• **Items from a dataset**
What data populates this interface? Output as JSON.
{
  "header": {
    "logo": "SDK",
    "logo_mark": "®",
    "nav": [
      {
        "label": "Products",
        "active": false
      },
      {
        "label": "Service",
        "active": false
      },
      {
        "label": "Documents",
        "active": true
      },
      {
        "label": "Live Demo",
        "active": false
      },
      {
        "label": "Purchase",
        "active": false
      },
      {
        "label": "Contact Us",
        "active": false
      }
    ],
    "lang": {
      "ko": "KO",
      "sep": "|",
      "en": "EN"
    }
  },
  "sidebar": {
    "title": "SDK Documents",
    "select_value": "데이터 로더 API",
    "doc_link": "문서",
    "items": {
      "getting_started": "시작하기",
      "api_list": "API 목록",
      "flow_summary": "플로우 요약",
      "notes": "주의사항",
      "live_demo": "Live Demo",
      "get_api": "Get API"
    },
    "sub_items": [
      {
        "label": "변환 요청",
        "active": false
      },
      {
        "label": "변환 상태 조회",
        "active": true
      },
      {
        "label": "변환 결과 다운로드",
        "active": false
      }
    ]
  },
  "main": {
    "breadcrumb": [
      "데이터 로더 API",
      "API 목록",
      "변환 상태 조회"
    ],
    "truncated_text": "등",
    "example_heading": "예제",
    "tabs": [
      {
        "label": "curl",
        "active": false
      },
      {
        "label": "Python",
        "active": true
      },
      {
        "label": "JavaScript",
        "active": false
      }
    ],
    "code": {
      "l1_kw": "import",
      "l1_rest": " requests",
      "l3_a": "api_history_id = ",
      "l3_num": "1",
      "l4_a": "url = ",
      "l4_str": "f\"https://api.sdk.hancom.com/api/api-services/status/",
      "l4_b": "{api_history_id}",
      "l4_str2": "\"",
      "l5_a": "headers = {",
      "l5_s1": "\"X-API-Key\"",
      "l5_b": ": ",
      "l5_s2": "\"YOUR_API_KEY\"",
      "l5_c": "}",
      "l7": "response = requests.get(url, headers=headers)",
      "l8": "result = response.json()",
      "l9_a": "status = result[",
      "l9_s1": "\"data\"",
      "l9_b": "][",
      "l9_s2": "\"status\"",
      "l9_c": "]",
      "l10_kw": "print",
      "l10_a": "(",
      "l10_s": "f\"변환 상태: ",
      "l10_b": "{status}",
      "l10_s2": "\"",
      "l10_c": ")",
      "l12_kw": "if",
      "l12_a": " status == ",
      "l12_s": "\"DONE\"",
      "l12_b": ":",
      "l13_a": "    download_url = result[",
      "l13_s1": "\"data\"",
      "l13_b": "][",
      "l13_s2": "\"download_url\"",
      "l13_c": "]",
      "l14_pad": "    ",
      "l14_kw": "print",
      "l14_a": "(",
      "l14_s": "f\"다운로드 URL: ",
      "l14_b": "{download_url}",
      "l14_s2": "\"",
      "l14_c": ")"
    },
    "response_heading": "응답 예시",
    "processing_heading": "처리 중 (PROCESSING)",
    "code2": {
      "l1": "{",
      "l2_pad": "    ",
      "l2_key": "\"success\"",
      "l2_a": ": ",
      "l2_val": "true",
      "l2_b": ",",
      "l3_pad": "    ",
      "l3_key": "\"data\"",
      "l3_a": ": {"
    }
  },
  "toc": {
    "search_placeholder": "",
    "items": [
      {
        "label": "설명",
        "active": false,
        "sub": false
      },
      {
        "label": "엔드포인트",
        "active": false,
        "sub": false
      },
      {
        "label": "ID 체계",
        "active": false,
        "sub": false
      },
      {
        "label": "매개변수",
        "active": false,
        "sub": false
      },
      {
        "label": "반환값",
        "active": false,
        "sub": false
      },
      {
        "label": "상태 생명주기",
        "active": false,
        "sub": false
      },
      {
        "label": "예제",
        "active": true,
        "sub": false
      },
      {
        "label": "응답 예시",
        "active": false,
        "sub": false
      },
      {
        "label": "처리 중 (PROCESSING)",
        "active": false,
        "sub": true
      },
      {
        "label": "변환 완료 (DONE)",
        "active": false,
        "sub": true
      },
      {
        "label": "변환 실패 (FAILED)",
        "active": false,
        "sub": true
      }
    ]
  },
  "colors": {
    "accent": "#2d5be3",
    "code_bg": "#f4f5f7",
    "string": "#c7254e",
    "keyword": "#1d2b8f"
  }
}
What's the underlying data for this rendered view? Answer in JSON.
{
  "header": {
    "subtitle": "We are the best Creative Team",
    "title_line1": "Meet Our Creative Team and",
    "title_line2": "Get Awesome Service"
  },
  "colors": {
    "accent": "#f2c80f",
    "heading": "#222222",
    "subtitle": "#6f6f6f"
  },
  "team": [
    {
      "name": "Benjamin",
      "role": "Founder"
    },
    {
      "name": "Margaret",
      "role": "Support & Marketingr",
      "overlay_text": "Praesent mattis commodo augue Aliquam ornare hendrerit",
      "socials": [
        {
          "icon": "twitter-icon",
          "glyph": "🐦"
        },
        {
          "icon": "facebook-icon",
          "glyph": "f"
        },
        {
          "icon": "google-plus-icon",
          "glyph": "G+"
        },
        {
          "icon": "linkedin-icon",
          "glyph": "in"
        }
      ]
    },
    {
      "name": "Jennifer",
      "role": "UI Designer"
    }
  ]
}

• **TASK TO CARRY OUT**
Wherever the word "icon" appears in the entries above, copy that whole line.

• **FINISHED TASK**
          "icon": "twitter-icon",
          "icon": "facebook-icon",
          "icon": "google-plus-icon",
          "icon": "linkedin-icon",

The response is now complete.